By Yves Engler
Progressive on-line commentary about the April 23 van attack in Toronto has focused on the influence of “toxic masculinity.” The analyses should be expanded to include the alleged perpetrator’s ties to a powerful patriarchal institution that is Canada’s biggest purveyor of violence.
Early reports suggest alleged mass murderer Alek Minassian may have targeted women and been motivated by sexism. Before carrying out his horrific attack he posted on Facebook about the “Incel Rebellion,” a community of “involuntarily celibate” men who hate women and praised misogynistic U.S. mass murderer Elliot Rodger.
Minassian reportedly wrote: “Private (Recruit) Minassian Infantry 00010, wishing to speak to Sgt 4chan please. C23249161. The Incel Rebellion has already begun! We will overthrow all the Chads and Stacys! All hail the Supreme Gentleman Elliot Rodger!”
It should surprise no one that alongside his call for an “Incel Rebellion” the misogynist Minassian cited his (short) military service. Last fall he joined the Canadian Forces (CF), which has 100,000 active members and 300,000 retired members. A 2015 investigation led by former Supreme Court Justice Marie Deschamps found a “culture of misogyny” in the CF “hostile to women and LGTBQ members.” While women now represent 15 per cent of military personnel, the Deschamps report concluded that “the overall perception is that a ‘boy’s club’ culture still prevails in the armed forces.”
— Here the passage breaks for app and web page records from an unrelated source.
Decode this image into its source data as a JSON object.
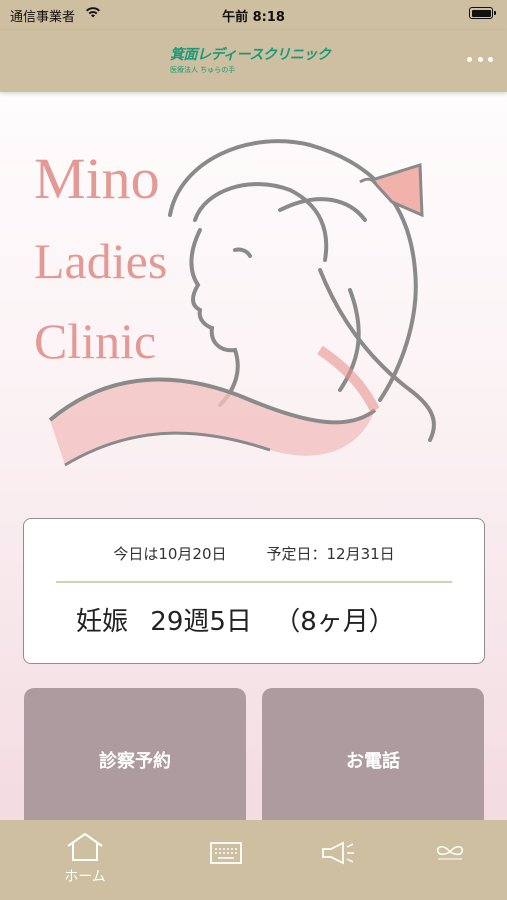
{
  "status_bar": {
    "carrier": "通信事業者",
    "time": "午前 8:18"
  },
  "nav": {
    "logo_title": "箕面レディースクリニック",
    "logo_subtitle": "医療法人 ちゅらの手"
  },
  "hero": {
    "line1": "Mino",
    "line2": "Ladies",
    "line3": "Clinic"
  },
  "info": {
    "today": "今日は10月20日",
    "due": "予定日：12月31日",
    "status": "妊娠",
    "weeks": "29週5日",
    "months": "（8ヶ月）"
  },
  "tiles": {
    "reserve": "診察予約",
    "phone": "お電話"
  },
  "tabs": {
    "home": "ホーム"
  },
  "colors": {
    "bar": "#cdbf9f",
    "accent_pink": "#e8958e",
    "tile": "#ad9b9f",
    "logo_green": "#1a9a7a"
  }
}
A 1992 Department of National Defence survey found that 26.2 per cent of female CF respondents were sexually harassed in the previous 12 months. Subsequent investigations have shown steady improvements, but 27.3 per cent of women in 2016 still reported having been victims of sexual assault at least once since joining the CF. The Deschamps review found that there is an undeniable problem of sexual harassment and sexual assault in the [Canadian Armed Forces].” In 2017 plaintiffs in five separate cities united to sue over sexual assault, harassment and gender-based discrimination in the CF.
When Nichola Goddard became the first female CF member to die in Afghanistan it came to light that she wrote her husband about sexual violence on the base. Goddard wrote about “the tension of living in a fortress where men outnumbered women 10 to one” and “there were six rapes in the camp last week, so we have to work out an escort at night.” But, the CF only admits to investigating five reports of sexual harassment or assault in Afghanistan between 2004 and 2010. Valerie Fortney, author of “Sunray: The Death and Life of Captain Nichola Goddard,“ said she “hit a brick wall” when seeking to investigate sexual harassment in Afghanistan.
Male veterans have repeatedly engaged in gender-based violence. Last year Lionel Desmond killed his wife, daughter, mother and himself while Robert Giblin stabbed andthrew his pregnant wife off a building before killing himself in 2015.
After the worst incident of patriarchal violence in Canadian history, members of the elite Airborne Regiment reportedly held a celebratory dinner to honour Marc Lepine. In 1989 Lepine massacred 14 women at the Université de Montréal while shouting, “you’re all a bunch of feminists, and I hate feminists!”
Not only is the CF a patriarchal social force, it is the country’s greatest purveyor of violence. The Canadian military spends hundreds of millions of dollars a year promoting militarism and during the past quarter century it has fought wars of aggression in Libya, Afghanistan, Yugoslavia, and Iraq (not to mention helping to overthrow an elected government in Haiti and engaging in gunboat diplomacy in a number of locations).
To a large extent the CF is the institutional embodiment of toxic masculinity, and therefore it’s not surprising that Minassian was drawn to it. His connection to an organization that receives over $20 billion a year in public funds while upholding patriarchy and promoting violence ought to be part of the discussion of this horrible act.